*Task*:
Find how many lines in this data contain the string "Settings". Respond with only that number.

[Data items]
....

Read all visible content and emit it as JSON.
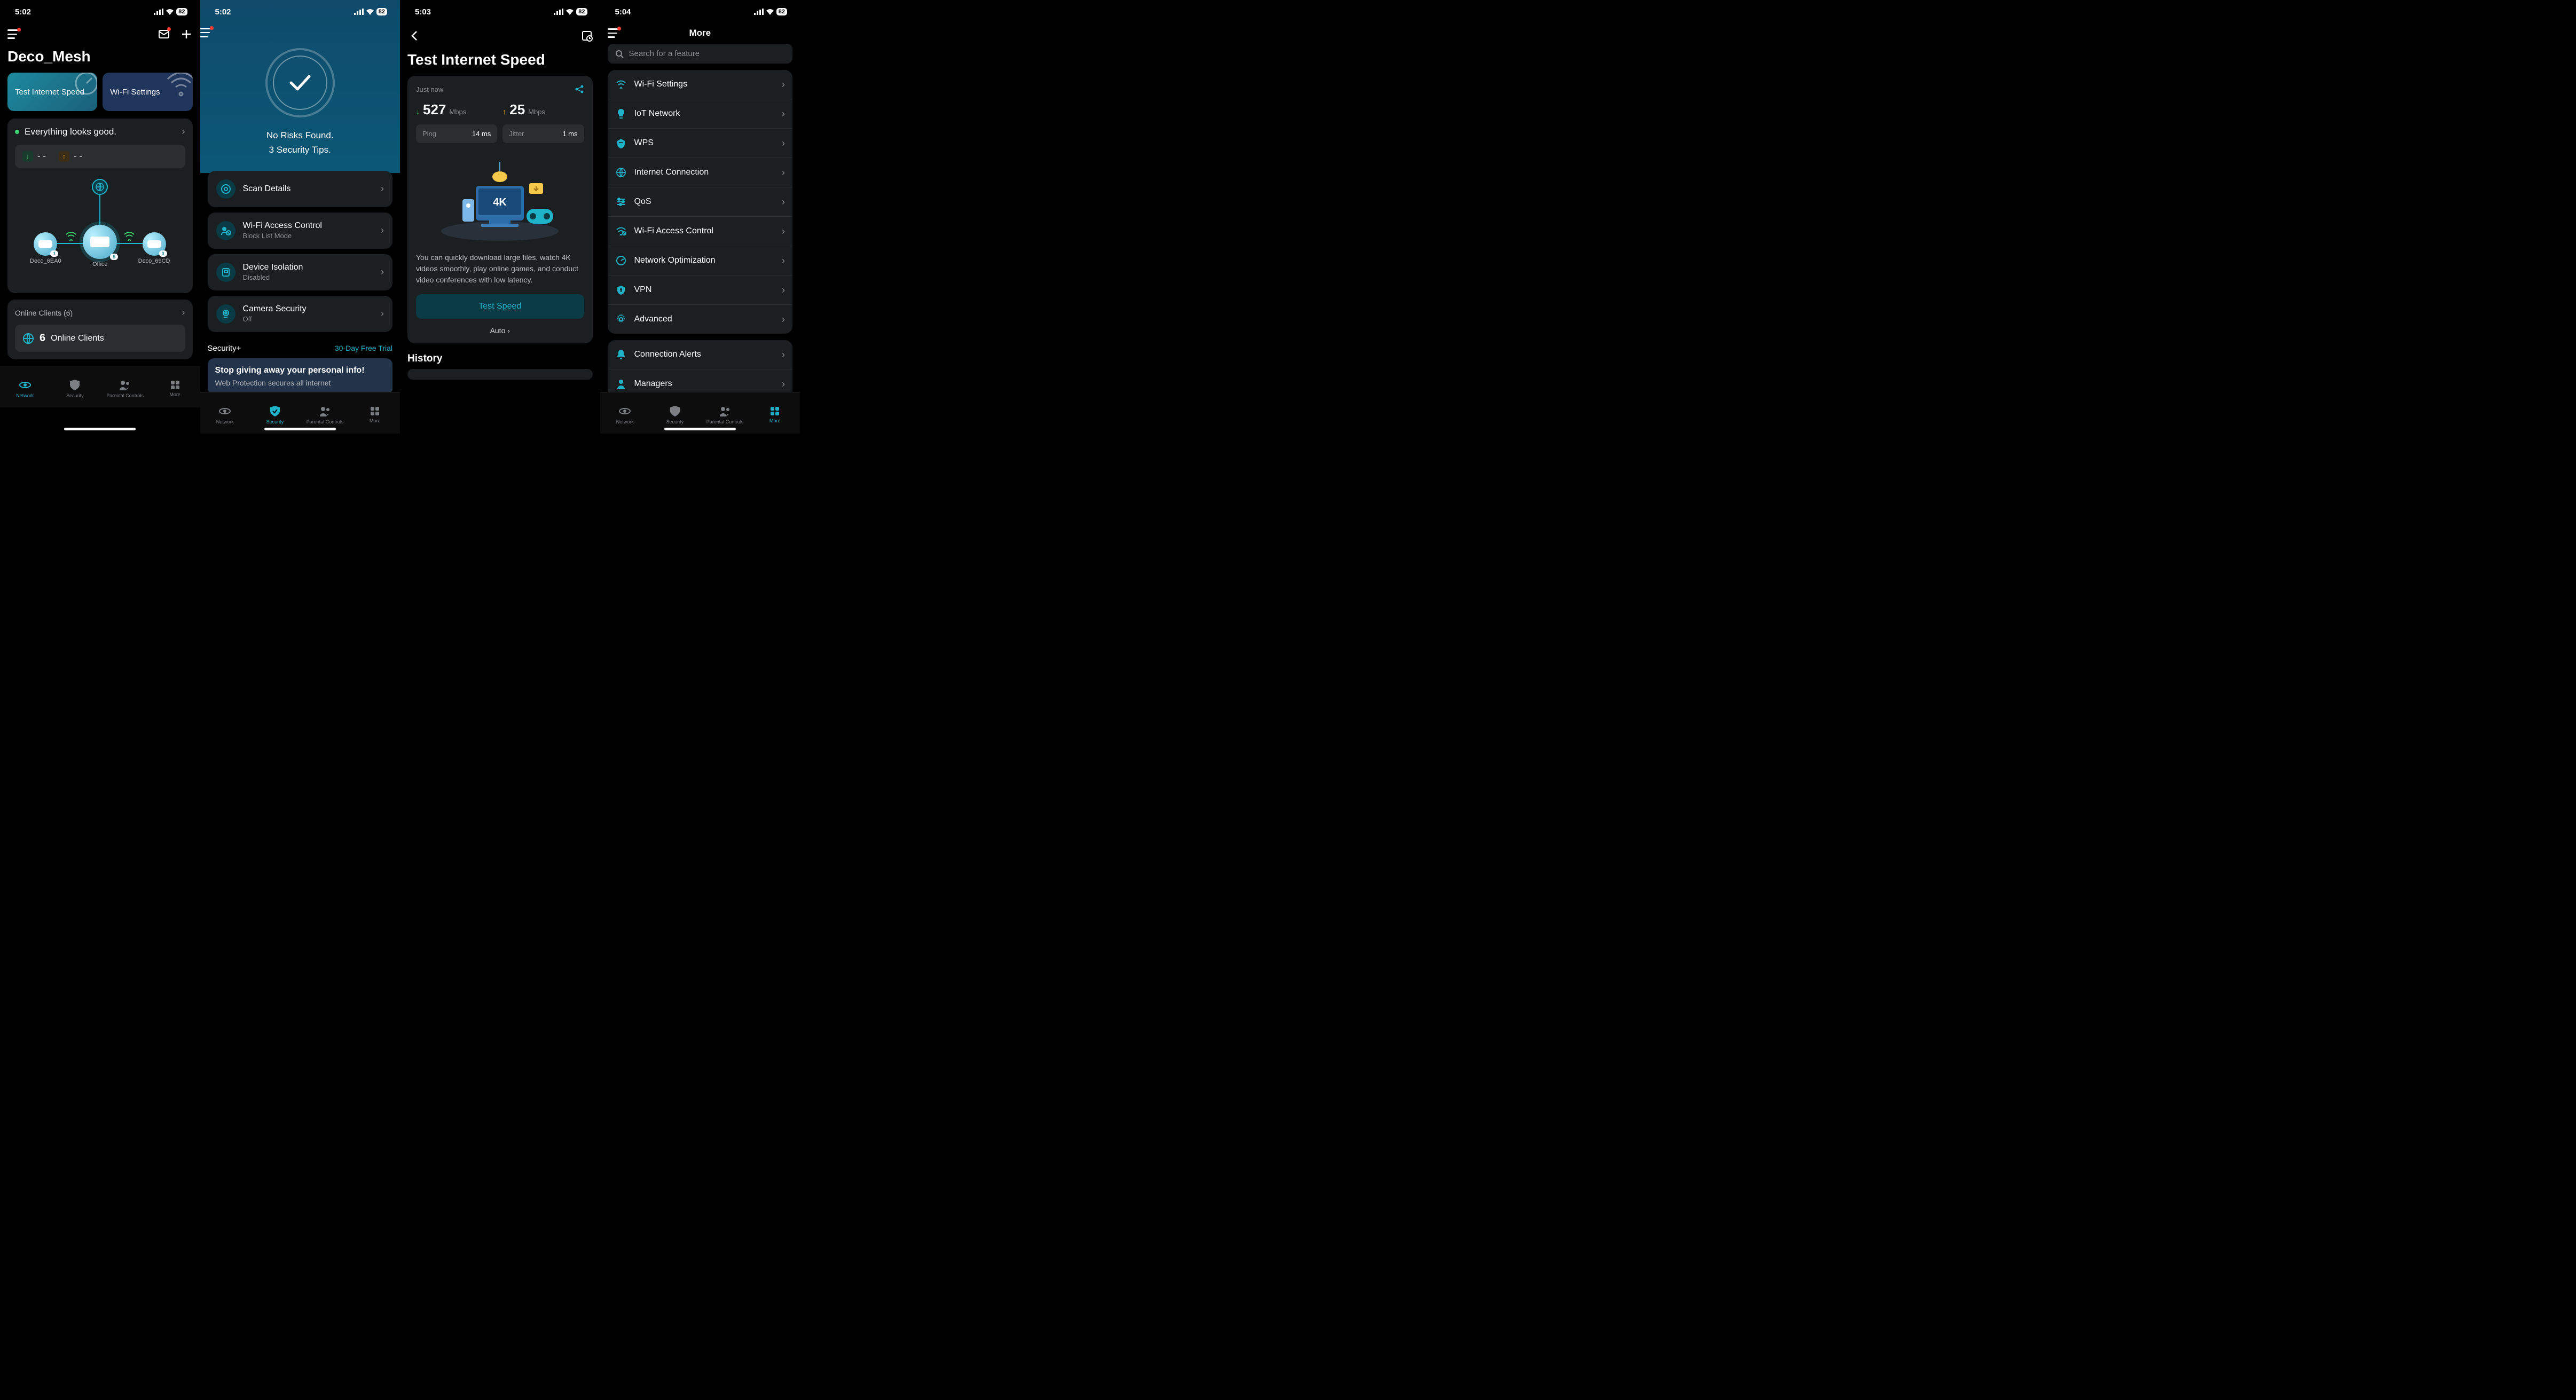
{
  "status_bar": {
    "s1_time": "5:02",
    "s2_time": "5:02",
    "s3_time": "5:03",
    "s4_time": "5:04",
    "battery": "82"
  },
  "screen1": {
    "title": "Deco_Mesh",
    "action_speed": "Test Internet Speed",
    "action_wifi": "Wi-Fi Settings",
    "status_text": "Everything looks good.",
    "down_placeholder": "- -",
    "up_placeholder": "- -",
    "nodes": {
      "left": {
        "label": "Deco_6EA0",
        "badge": "1"
      },
      "center": {
        "label": "Office",
        "badge": "5"
      },
      "right": {
        "label": "Deco_69CD",
        "badge": "0"
      }
    },
    "online_header": "Online Clients (6)",
    "online_count": "6",
    "online_label": "Online Clients"
  },
  "screen2": {
    "status_line1": "No Risks Found.",
    "status_line2": "3 Security Tips.",
    "items": [
      {
        "title": "Scan Details",
        "sub": ""
      },
      {
        "title": "Wi-Fi Access Control",
        "sub": "Block List Mode"
      },
      {
        "title": "Device Isolation",
        "sub": "Disabled"
      },
      {
        "title": "Camera Security",
        "sub": "Off"
      }
    ],
    "plus_title": "Security+",
    "trial": "30-Day Free Trial",
    "promo_title": "Stop giving away your personal info!",
    "promo_text": "Web Protection secures all internet"
  },
  "screen3": {
    "title": "Test Internet Speed",
    "timestamp": "Just now",
    "down_value": "527",
    "down_unit": "Mbps",
    "up_value": "25",
    "up_unit": "Mbps",
    "ping_label": "Ping",
    "ping_value": "14 ms",
    "jitter_label": "Jitter",
    "jitter_value": "1 ms",
    "illustration_badge": "4K",
    "description": "You can quickly download large files, watch 4K videos smoothly, play online games, and conduct video conferences with low latency.",
    "test_button": "Test Speed",
    "auto_label": "Auto",
    "history_title": "History"
  },
  "screen4": {
    "title": "More",
    "search_placeholder": "Search for a feature",
    "group1": [
      "Wi-Fi Settings",
      "IoT Network",
      "WPS",
      "Internet Connection",
      "QoS",
      "Wi-Fi Access Control",
      "Network Optimization",
      "VPN",
      "Advanced"
    ],
    "group2": [
      "Connection Alerts",
      "Managers"
    ]
  },
  "tabs": {
    "network": "Network",
    "security": "Security",
    "parental": "Parental Controls",
    "more": "More"
  }
}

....

*Task solution*:
2